Note: Once you find the right combination, record it in a notebook so you can always refer back to it. It's a good idea to keep a record of each of your bows and the set-ups and products that work best with it. It's recommended that you record each of your batches of arrows as well. It's not always easy to remember how you built a particular set. Also, this way, if you find a combination that works extremely well, you'll know how to duplicate it.
Another method of defeating fishtailing is to install a small shim of leather or even a small piece of toothpick behind the arrow plate to push the arrow further away from the sight window. If this helps clean up the arrow flight, the arrows were too weak and needed to be pushed out a bit from the sight window.
Another facet of setting up a new bow is how shooting the bow feels during and after the shot. Recurves especially benefit from both string silencers and brush buttons. String silencers dampen the after-the-shot string vibrations and quiet the string down fast. Longbows are typically much more quiet to begin with, but a small string silencer on them can make the shot feel better to the archer as well.
Muskrat String Silencers
Recurves also have an issue with brush, sticks, grass, and twigs getting caught between the limb and the bowstring. For that reason every recurve bowstring should have brush buttons installed on it. They come in two sizes and either size works well. When deciding on which size to use it's really just a personal preference.
One last bit of gear that is often overlooked when thinking about setting up a new bow, is a quality bow case. You've invested your time and money into this bow, right? Doesn't it make sense to protect it? There are many cases to choose from. On the high end there are hard cases, even suitable for airline travel. In the middle you'll find nice fleece-lined nylon cases that do a very good job. And finally, at the very least, there are knit and fleece bow socks. For as lightweight as they are, they do a fine job protecting your bow. Whichever way you go, remember, every bow deserves a case. You want a lot from your bow, so keep it safe in its own bow case.

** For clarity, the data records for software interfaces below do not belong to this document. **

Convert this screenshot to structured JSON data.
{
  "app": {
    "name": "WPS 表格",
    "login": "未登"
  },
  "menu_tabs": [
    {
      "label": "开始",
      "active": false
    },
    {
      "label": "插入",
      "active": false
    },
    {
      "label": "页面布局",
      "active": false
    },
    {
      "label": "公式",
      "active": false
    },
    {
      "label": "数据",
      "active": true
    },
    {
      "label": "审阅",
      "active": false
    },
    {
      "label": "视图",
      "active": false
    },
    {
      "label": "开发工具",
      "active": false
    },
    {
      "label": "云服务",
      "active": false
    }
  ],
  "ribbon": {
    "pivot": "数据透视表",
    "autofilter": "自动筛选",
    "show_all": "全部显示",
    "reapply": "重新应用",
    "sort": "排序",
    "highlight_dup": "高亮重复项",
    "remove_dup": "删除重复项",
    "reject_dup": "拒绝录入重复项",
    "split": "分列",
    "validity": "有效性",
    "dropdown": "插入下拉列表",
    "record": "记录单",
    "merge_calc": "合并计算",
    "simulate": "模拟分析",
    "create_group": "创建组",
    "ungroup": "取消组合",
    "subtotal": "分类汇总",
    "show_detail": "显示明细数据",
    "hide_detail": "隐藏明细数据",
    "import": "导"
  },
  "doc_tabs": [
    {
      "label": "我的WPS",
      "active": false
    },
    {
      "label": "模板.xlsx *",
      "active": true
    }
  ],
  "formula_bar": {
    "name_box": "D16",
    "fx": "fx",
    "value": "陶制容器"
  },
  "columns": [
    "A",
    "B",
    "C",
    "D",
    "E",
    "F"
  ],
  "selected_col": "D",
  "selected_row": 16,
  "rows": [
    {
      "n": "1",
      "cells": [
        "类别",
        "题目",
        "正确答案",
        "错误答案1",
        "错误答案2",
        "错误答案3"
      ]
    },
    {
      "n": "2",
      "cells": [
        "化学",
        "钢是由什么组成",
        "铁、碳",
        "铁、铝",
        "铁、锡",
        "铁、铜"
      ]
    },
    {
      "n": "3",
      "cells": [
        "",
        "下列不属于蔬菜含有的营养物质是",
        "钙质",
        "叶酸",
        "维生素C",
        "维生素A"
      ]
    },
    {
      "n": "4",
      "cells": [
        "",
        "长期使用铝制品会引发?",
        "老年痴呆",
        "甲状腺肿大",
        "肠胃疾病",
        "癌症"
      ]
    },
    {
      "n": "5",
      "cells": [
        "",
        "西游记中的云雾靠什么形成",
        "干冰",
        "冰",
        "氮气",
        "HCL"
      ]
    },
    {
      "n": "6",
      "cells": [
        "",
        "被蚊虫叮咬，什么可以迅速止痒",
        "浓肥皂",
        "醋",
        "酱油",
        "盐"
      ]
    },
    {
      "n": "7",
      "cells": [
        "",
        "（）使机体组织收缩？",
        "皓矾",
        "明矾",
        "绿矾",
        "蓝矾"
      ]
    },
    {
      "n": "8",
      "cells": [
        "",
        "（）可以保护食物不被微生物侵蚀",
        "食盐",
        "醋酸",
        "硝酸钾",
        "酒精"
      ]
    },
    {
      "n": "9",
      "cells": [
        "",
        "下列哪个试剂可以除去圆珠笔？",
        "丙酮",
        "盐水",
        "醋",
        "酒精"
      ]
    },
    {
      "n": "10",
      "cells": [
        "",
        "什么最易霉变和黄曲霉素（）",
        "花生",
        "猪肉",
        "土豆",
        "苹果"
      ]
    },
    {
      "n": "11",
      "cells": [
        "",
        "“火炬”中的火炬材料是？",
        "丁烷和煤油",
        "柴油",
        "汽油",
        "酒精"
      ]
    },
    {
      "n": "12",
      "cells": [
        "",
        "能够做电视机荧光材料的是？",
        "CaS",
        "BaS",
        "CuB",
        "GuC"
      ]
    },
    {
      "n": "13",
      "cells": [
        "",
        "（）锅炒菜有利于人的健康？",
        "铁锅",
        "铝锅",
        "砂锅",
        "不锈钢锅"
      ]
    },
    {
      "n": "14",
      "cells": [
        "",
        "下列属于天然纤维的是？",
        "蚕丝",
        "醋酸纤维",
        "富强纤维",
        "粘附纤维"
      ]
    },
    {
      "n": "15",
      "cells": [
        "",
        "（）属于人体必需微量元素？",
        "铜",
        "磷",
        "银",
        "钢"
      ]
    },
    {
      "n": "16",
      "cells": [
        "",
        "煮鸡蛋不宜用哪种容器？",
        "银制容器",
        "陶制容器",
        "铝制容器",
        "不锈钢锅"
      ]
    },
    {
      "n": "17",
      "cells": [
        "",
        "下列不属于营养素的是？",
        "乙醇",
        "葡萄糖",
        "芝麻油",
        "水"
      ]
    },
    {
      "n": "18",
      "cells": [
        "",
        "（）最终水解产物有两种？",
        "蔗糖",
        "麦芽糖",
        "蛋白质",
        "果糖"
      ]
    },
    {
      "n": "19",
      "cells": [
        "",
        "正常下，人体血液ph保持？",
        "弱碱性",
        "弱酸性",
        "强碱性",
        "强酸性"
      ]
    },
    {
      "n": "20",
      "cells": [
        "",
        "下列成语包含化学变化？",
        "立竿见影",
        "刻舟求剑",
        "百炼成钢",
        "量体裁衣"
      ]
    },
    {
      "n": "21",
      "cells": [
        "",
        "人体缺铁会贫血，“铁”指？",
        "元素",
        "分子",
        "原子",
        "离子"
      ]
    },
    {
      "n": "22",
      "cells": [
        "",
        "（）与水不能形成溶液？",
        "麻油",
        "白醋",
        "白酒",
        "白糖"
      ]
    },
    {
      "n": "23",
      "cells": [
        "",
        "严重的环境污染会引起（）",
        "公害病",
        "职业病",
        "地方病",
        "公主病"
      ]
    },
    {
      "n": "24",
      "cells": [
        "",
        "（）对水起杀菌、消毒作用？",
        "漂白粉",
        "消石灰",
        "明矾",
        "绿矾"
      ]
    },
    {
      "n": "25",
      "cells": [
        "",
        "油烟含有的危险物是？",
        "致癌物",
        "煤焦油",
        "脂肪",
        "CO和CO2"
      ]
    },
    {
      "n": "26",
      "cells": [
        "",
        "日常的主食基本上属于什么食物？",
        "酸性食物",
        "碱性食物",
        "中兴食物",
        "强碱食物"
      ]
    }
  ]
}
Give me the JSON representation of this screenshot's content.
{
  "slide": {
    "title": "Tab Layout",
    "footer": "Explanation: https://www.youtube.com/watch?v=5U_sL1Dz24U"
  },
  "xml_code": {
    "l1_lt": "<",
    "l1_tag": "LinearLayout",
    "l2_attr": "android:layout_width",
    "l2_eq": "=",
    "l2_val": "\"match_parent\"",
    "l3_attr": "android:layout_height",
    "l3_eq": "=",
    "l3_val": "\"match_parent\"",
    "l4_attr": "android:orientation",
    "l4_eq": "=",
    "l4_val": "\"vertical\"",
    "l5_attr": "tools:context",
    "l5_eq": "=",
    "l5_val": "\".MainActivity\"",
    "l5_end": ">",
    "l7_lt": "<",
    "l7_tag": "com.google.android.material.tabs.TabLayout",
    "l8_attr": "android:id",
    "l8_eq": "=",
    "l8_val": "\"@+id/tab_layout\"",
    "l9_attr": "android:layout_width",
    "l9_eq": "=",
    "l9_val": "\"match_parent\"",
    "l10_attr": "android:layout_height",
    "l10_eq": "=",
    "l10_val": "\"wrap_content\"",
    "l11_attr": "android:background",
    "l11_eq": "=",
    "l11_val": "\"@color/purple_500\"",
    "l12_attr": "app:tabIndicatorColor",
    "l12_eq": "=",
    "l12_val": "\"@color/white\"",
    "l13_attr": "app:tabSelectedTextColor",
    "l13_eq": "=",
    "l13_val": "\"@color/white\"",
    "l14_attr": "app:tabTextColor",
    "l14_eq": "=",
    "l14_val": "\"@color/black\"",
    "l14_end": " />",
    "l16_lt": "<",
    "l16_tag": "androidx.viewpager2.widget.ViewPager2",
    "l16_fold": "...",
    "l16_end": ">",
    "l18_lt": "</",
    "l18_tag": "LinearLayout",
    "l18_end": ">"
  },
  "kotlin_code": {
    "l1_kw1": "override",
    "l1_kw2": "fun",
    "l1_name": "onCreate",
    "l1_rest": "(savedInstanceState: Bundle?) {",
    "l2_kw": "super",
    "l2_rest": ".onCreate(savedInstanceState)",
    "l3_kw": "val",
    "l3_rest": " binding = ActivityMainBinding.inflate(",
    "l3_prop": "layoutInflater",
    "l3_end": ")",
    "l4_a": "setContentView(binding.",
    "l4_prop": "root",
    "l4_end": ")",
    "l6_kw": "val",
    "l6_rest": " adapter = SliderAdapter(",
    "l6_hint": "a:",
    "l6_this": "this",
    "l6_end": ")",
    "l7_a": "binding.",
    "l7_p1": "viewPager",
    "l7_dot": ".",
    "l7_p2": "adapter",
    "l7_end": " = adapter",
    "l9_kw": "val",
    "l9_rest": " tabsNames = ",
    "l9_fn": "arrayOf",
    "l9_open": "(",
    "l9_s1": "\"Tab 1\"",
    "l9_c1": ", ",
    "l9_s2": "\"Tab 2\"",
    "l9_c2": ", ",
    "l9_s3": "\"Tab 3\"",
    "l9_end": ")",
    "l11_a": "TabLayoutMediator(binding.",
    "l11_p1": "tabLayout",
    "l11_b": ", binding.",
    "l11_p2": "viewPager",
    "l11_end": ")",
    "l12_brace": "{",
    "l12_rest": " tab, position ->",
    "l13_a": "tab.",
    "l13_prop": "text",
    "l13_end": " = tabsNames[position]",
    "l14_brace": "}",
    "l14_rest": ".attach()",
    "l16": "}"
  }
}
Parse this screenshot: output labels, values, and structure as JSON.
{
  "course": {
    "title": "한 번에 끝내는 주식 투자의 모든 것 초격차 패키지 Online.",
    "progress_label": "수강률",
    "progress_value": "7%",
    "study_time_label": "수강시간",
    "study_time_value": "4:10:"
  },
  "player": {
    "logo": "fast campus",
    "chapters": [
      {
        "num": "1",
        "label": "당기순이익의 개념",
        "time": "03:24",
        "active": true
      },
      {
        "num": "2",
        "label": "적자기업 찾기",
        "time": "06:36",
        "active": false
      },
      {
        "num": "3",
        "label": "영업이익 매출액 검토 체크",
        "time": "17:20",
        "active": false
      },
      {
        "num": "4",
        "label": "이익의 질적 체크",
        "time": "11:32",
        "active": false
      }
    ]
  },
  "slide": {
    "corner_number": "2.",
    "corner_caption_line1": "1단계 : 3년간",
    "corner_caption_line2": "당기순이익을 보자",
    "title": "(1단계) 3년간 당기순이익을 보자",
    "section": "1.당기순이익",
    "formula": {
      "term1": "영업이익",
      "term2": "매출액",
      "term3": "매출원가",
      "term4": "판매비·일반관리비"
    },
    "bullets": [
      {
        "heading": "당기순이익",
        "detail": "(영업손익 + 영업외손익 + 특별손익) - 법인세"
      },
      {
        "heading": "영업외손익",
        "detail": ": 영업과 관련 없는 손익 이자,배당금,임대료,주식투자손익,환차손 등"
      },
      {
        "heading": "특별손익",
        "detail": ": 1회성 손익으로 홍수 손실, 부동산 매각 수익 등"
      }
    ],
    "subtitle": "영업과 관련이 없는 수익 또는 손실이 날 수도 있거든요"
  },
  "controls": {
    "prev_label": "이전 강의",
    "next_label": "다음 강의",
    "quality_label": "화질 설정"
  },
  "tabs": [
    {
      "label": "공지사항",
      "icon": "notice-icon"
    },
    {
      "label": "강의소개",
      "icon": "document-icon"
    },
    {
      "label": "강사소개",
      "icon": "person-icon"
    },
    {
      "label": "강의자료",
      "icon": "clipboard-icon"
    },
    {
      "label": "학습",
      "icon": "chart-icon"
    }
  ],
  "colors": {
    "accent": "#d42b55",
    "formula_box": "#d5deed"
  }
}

With the techniques outlined above you should be able to get any traditional longbow or recurve shooting accurately in short order. Familiarize yourself with these techniques, think about how they interrelate, and you'll have some "ah-ha" moments. Once you understand the relationship between bow, bowstring, and arrows, you'll have what it takes to have a perfectly matched set-up at all times.